Your task:
Each record below needs to be written out exactly as it appears.

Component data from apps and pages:
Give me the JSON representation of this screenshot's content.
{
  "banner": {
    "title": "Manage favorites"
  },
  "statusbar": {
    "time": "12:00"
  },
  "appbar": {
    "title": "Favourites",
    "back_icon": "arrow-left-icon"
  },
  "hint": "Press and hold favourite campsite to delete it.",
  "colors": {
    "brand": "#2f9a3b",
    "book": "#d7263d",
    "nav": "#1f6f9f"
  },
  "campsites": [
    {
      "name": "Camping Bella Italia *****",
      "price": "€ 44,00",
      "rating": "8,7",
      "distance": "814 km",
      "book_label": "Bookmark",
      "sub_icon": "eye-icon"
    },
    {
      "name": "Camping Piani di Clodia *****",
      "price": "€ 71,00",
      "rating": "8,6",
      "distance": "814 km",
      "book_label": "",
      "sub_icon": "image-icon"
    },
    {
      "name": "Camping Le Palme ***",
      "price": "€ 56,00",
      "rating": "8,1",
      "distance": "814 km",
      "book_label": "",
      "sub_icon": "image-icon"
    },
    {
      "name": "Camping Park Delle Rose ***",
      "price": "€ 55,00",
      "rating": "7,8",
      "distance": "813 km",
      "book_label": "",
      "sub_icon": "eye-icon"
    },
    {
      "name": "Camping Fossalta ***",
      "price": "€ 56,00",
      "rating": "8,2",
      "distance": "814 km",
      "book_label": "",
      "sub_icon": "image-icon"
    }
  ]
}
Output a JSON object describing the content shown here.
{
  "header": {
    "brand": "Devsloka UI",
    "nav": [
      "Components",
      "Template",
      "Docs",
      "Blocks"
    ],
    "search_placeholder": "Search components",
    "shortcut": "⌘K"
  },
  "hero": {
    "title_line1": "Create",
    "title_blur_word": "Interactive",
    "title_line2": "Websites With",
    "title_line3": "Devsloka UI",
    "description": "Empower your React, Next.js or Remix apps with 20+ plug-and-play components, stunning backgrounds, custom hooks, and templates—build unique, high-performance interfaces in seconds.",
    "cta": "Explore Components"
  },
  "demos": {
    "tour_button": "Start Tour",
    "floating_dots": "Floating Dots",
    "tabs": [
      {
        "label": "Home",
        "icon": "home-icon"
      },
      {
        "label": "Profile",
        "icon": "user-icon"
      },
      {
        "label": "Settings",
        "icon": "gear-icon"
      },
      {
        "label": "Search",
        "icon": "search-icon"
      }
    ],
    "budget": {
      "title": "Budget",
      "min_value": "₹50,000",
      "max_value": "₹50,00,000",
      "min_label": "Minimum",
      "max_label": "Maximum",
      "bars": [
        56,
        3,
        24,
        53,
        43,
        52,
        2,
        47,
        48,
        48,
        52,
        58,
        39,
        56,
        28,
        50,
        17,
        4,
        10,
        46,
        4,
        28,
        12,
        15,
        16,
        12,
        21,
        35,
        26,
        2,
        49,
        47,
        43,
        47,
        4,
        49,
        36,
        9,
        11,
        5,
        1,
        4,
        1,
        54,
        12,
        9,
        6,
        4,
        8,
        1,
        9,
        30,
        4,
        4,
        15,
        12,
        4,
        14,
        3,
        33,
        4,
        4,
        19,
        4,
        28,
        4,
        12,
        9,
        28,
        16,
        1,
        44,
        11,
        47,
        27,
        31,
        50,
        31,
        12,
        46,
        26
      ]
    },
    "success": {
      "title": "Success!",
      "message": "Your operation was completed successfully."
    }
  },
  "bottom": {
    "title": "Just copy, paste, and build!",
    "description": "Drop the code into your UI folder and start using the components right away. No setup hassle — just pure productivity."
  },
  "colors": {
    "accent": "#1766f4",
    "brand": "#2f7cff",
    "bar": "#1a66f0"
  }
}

Exercise answer:
Give me the JSON representation of this screenshot's content.
{
  "banner": {
    "title": "Manage favorites"
  },
  "statusbar": {
    "time": "12:00"
  },
  "appbar": {
    "title": "Favourites",
    "back_icon": "arrow-left-icon"
  },
  "hint": "Press and hold favourite campsite to delete it.",
  "colors": {
    "brand": "#2f9a3b",
    "book": "#d7263d",
    "nav": "#1f6f9f"
  },
  "campsites": [
    {
      "name": "Camping Bella Italia *****",
      "price": "€ 44,00",
      "rating": "8,7",
      "distance": "814 km",
      "book_label": "Bookmark",
      "sub_icon": "eye-icon"
    },
    {
      "name": "Camping Piani di Clodia *****",
      "price": "€ 71,00",
      "rating": "8,6",
      "distance": "814 km",
      "book_label": "",
      "sub_icon": "image-icon"
    },
    {
      "name": "Camping Le Palme ***",
      "price": "€ 56,00",
      "rating": "8,1",
      "distance": "814 km",
      "book_label": "",
      "sub_icon": "image-icon"
    },
    {
      "name": "Camping Park Delle Rose ***",
      "price": "€ 55,00",
      "rating": "7,8",
      "distance": "813 km",
      "book_label": "",
      "sub_icon": "eye-icon"
    },
    {
      "name": "Camping Fossalta ***",
      "price": "€ 56,00",
      "rating": "8,2",
      "distance": "814 km",
      "book_label": "",
      "sub_icon": "image-icon"
    }
  ]
}
Output a JSON object describing the content shown here.
{
  "header": {
    "brand": "Devsloka UI",
    "nav": [
      "Components",
      "Template",
      "Docs",
      "Blocks"
    ],
    "search_placeholder": "Search components",
    "shortcut": "⌘K"
  },
  "hero": {
    "title_line1": "Create",
    "title_blur_word": "Interactive",
    "title_line2": "Websites With",
    "title_line3": "Devsloka UI",
    "description": "Empower your React, Next.js or Remix apps with 20+ plug-and-play components, stunning backgrounds, custom hooks, and templates—build unique, high-performance interfaces in seconds.",
    "cta": "Explore Components"
  },
  "demos": {
    "tour_button": "Start Tour",
    "floating_dots": "Floating Dots",
    "tabs": [
      {
        "label": "Home",
        "icon": "home-icon"
      },
      {
        "label": "Profile",
        "icon": "user-icon"
      },
      {
        "label": "Settings",
        "icon": "gear-icon"
      },
      {
        "label": "Search",
        "icon": "search-icon"
      }
    ],
    "budget": {
      "title": "Budget",
      "min_value": "₹50,000",
      "max_value": "₹50,00,000",
      "min_label": "Minimum",
      "max_label": "Maximum",
      "bars": [
        56,
        3,
        24,
        53,
        43,
        52,
        2,
        47,
        48,
        48,
        52,
        58,
        39,
        56,
        28,
        50,
        17,
        4,
        10,
        46,
        4,
        28,
        12,
        15,
        16,
        12,
        21,
        35,
        26,
        2,
        49,
        47,
        43,
        47,
        4,
        49,
        36,
        9,
        11,
        5,
        1,
        4,
        1,
        54,
        12,
        9,
        6,
        4,
        8,
        1,
        9,
        30,
        4,
        4,
        15,
        12,
        4,
        14,
        3,
        33,
        4,
        4,
        19,
        4,
        28,
        4,
        12,
        9,
        28,
        16,
        1,
        44,
        11,
        47,
        27,
        31,
        50,
        31,
        12,
        46,
        26
      ]
    },
    "success": {
      "title": "Success!",
      "message": "Your operation was completed successfully."
    }
  },
  "bottom": {
    "title": "Just copy, paste, and build!",
    "description": "Drop the code into your UI folder and start using the components right away. No setup hassle — just pure productivity."
  },
  "colors": {
    "accent": "#1766f4",
    "brand": "#2f7cff",
    "bar": "#1a66f0"
  }
}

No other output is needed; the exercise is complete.